Segment Open

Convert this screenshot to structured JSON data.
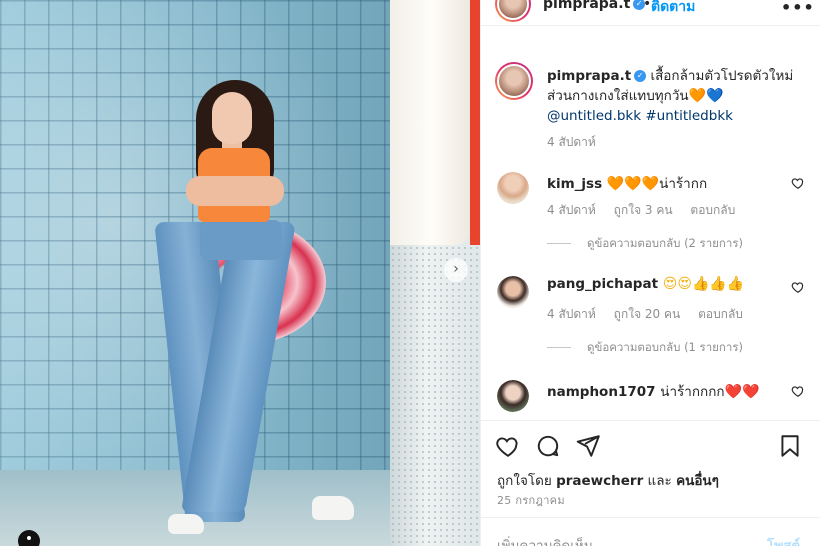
{
  "post": {
    "username": "pimprapa.t",
    "follow_label": "ติดตาม",
    "dot": "•",
    "more_label": "•••",
    "verified_mark": "✓",
    "caption_text": "เสื้อกล้ามตัวโปรดตัวใหม่ ส่วนกางเกงใส่แทบทุกวัน",
    "caption_emoji_1": "🧡",
    "caption_emoji_2": "💙",
    "caption_tags": "@untitled.bkk #untitledbkk",
    "caption_age": "4 สัปดาห์",
    "carousel_next": "›"
  },
  "comments": [
    {
      "user": "kim_jss",
      "emoji": "🧡🧡🧡",
      "text": "น่าร้ากก",
      "age": "4 สัปดาห์",
      "likes": "ถูกใจ 3 คน",
      "reply": "ตอบกลับ",
      "view_replies": "ดูข้อความตอบกลับ (2 รายการ)"
    },
    {
      "user": "pang_pichapat",
      "emoji": "😍😍👍👍👍",
      "text": "",
      "age": "4 สัปดาห์",
      "likes": "ถูกใจ 20 คน",
      "reply": "ตอบกลับ",
      "view_replies": "ดูข้อความตอบกลับ (1 รายการ)"
    },
    {
      "user": "namphon1707",
      "emoji": "❤️❤️",
      "text": "น่าร้ากกกก",
      "age": "",
      "likes": "",
      "reply": "",
      "view_replies": ""
    }
  ],
  "footer": {
    "liked_prefix": "ถูกใจโดย",
    "liked_user": "praewcherr",
    "liked_and": "และ",
    "liked_others": "คนอื่นๆ",
    "date": "25 กรกฎาคม",
    "comment_placeholder": "เพิ่มความคิดเห็น...",
    "post_button": "โพสต์"
  },
  "icons": {
    "like": "heart-icon",
    "comment": "comment-icon",
    "share": "share-icon",
    "save": "bookmark-icon",
    "comment_like": "heart-icon",
    "more": "more-icon",
    "next": "chevron-right-icon"
  },
  "colors": {
    "link_blue": "#0095f6",
    "tag_blue": "#00376b",
    "verified_blue": "#3897f0",
    "secondary_text": "#8e8e8e",
    "post_button_disabled": "#b2dffc"
  }
}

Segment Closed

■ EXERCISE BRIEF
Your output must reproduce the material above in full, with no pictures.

■ RESULT BELOW
Convert this screenshot to structured JSON data.
{
  "post": {
    "username": "pimprapa.t",
    "follow_label": "ติดตาม",
    "dot": "•",
    "more_label": "•••",
    "verified_mark": "✓",
    "caption_text": "เสื้อกล้ามตัวโปรดตัวใหม่ ส่วนกางเกงใส่แทบทุกวัน",
    "caption_emoji_1": "🧡",
    "caption_emoji_2": "💙",
    "caption_tags": "@untitled.bkk #untitledbkk",
    "caption_age": "4 สัปดาห์",
    "carousel_next": "›"
  },
  "comments": [
    {
      "user": "kim_jss",
      "emoji": "🧡🧡🧡",
      "text": "น่าร้ากก",
      "age": "4 สัปดาห์",
      "likes": "ถูกใจ 3 คน",
      "reply": "ตอบกลับ",
      "view_replies": "ดูข้อความตอบกลับ (2 รายการ)"
    },
    {
      "user": "pang_pichapat",
      "emoji": "😍😍👍👍👍",
      "text": "",
      "age": "4 สัปดาห์",
      "likes": "ถูกใจ 20 คน",
      "reply": "ตอบกลับ",
      "view_replies": "ดูข้อความตอบกลับ (1 รายการ)"
    },
    {
      "user": "namphon1707",
      "emoji": "❤️❤️",
      "text": "น่าร้ากกกก",
      "age": "",
      "likes": "",
      "reply": "",
      "view_replies": ""
    }
  ],
  "footer": {
    "liked_prefix": "ถูกใจโดย",
    "liked_user": "praewcherr",
    "liked_and": "และ",
    "liked_others": "คนอื่นๆ",
    "date": "25 กรกฎาคม",
    "comment_placeholder": "เพิ่มความคิดเห็น...",
    "post_button": "โพสต์"
  },
  "icons": {
    "like": "heart-icon",
    "comment": "comment-icon",
    "share": "share-icon",
    "save": "bookmark-icon",
    "comment_like": "heart-icon",
    "more": "more-icon",
    "next": "chevron-right-icon"
  },
  "colors": {
    "link_blue": "#0095f6",
    "tag_blue": "#00376b",
    "verified_blue": "#3897f0",
    "secondary_text": "#8e8e8e",
    "post_button_disabled": "#b2dffc"
  }
}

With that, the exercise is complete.